World War I and the suspension of convertibility and international gold shipments it brought, and, more generally, a variety of restrictions on cross border transactions were the first blows to the globalization of capital. Global capital markets recovered partially during the roaring twenties, but the Great Depression, followed by World War II, put the final nails in the coffin of laissez faire banking.
This is truly shameful scholarship. Banking was in no sense "laissez-faire." The Federal Reserve Act of 1913, establishing a government-enforced banking cartel, erased the last traces of freedom in banking. As we read in Wikipedia,
[Laissez faire] describes an environment in which transactions between private parties are free from state intervention, including restrictive regulations, taxes, tariffs and enforced monopolies.
The Fed is a monopoly money producer established by the state. As such it is in violation of capitalism’s private property foundation, and its very presence creates distortions in market activities. (See The Ethics of Money Production, p. 170) It seems that the further we move away from laissez-faire the more it is blamed for the catastrophes that follow in interventionism’s wake.
Still, the NBER paper has great value. The authors (rather tediously) document how Western governments from 1945-1980 used repressive financial schemes to pay down their debt relative to GDP. The great appeal of such schemes is their transparency to the general public, making them virtually irresistible to today’s debt-choked governments.
Reinhart and Rogoff’s This Time is Different: Eight Centuries of Financial Folly spells it out this way:
Under financial repression, banks are vehicles that allow governments to squeeze more indirect tax revenue from citizens by monopolizing the entire savings and payment system.

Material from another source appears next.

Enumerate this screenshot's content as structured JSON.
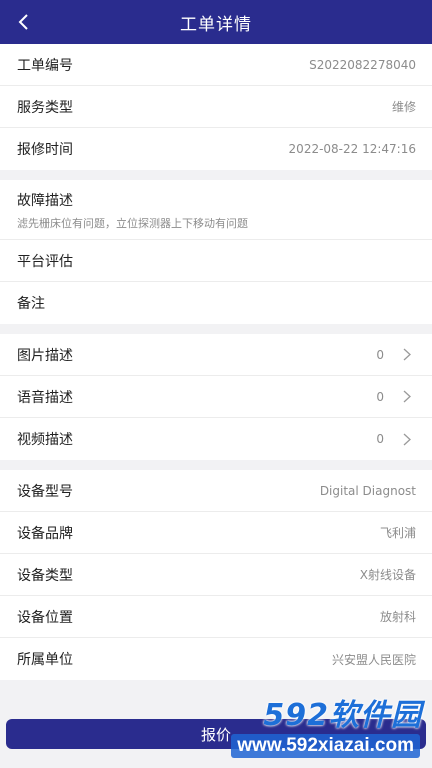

Governments force local residents to save in banks by giving them few, if any, other options. They then stuff debt into the banks via reserve requirements and other devices. This allows the government to finance a part of its debt at a very low interest rate; financial repression thus constitutes a form of taxation. Citizens put money into banks because there are few other safe places for their savings. Governments, in turn, pass regulations and restrictions to force the banks to relend the money to fund public debt. (from Prudent Investor Newsletters) (emphasis mine)

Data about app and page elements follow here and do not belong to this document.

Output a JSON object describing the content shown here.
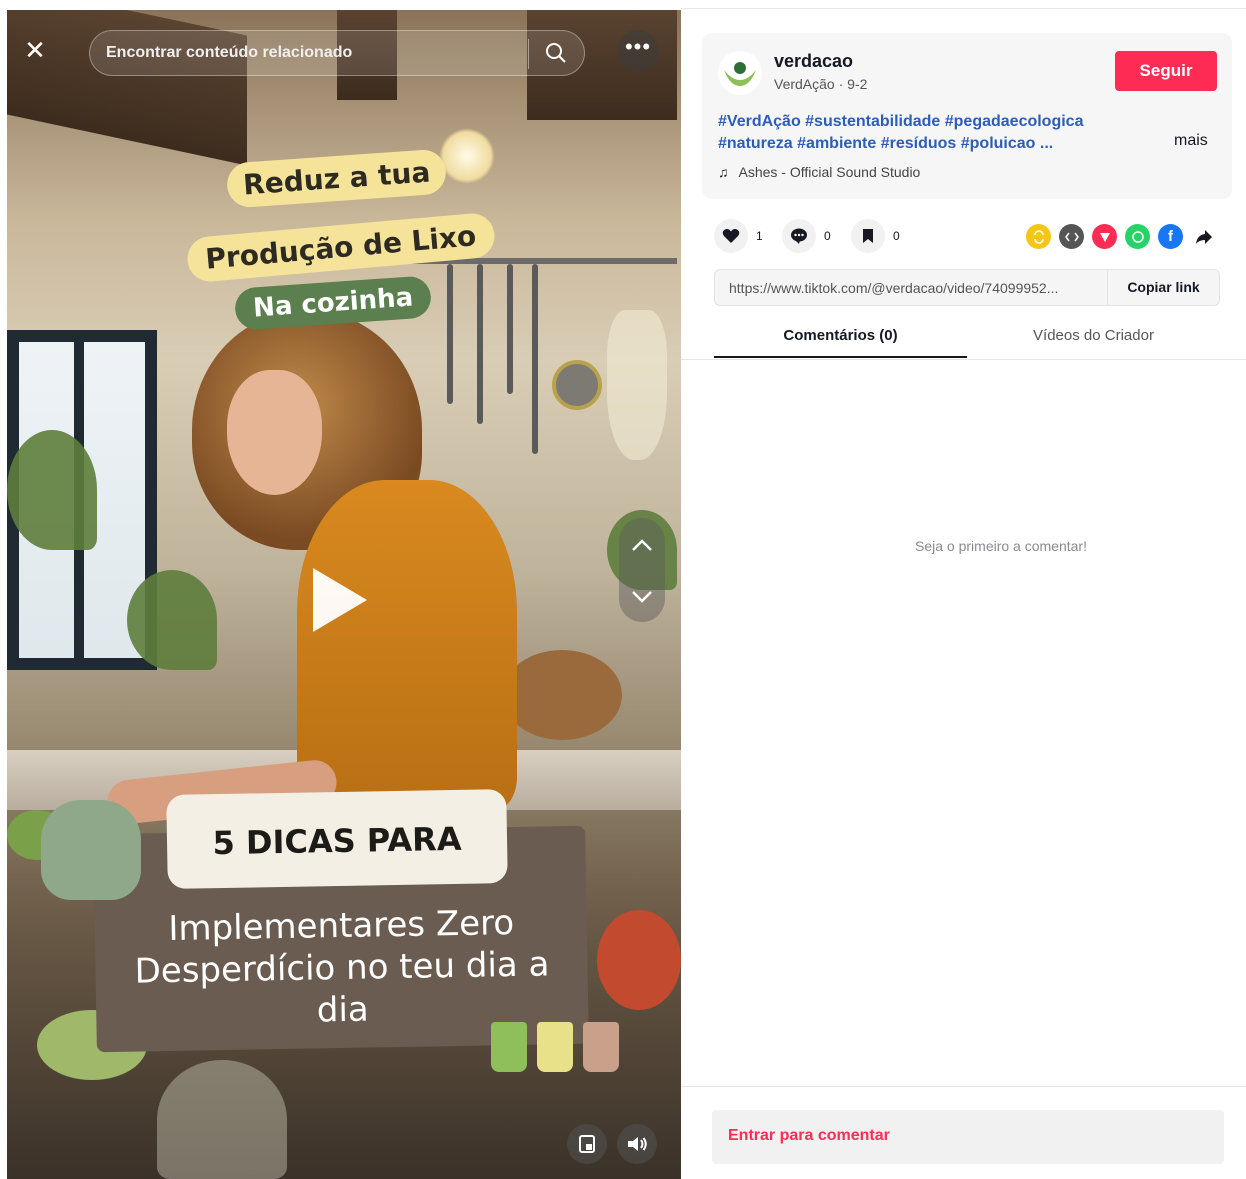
{
  "video": {
    "search_placeholder": "Encontrar conteúdo relacionado",
    "sticker_line1": "Reduz a tua",
    "sticker_line2": "Produção de Lixo",
    "sticker_line3": "Na cozinha",
    "card_title": "5 DICAS PARA",
    "card_text": "Implementares Zero Desperdício no teu dia a dia",
    "icons": {
      "close": "close-icon",
      "search": "search-icon",
      "more": "more-icon",
      "play": "play-icon",
      "up": "chevron-up-icon",
      "down": "chevron-down-icon",
      "miniplayer": "miniplayer-icon",
      "volume": "volume-icon"
    }
  },
  "creator": {
    "username": "verdacao",
    "display_name": "VerdAção",
    "date": "9-2",
    "follow_label": "Seguir",
    "hashtags": "#VerdAção #sustentabilidade #pegadaecologica #natureza #ambiente #resíduos #poluicao ...",
    "more_label": "mais",
    "music": "Ashes - Official Sound Studio"
  },
  "actions": {
    "likes": "1",
    "comments": "0",
    "saves": "0"
  },
  "share_icons": [
    "repost-icon",
    "embed-icon",
    "send-icon",
    "whatsapp-icon",
    "facebook-icon",
    "share-arrow-icon"
  ],
  "link": {
    "url": "https://www.tiktok.com/@verdacao/video/74099952...",
    "copy_label": "Copiar link"
  },
  "tabs": {
    "comments": "Comentários (0)",
    "creator_videos": "Vídeos do Criador"
  },
  "empty_comments": "Seja o primeiro a comentar!",
  "login_prompt": "Entrar para comentar",
  "colors": {
    "accent": "#fe2c55",
    "hashtag": "#2b5db9",
    "sticker_yellow": "#f5e39a",
    "sticker_green": "#5b7f4e",
    "card_brown": "#6b5c51"
  }
}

It’s an effective racket, almost as effective as the central banking debt monetization schemes that brought us to disaster’s door in the first place.
Reprinted with permission from Barbarous Relic.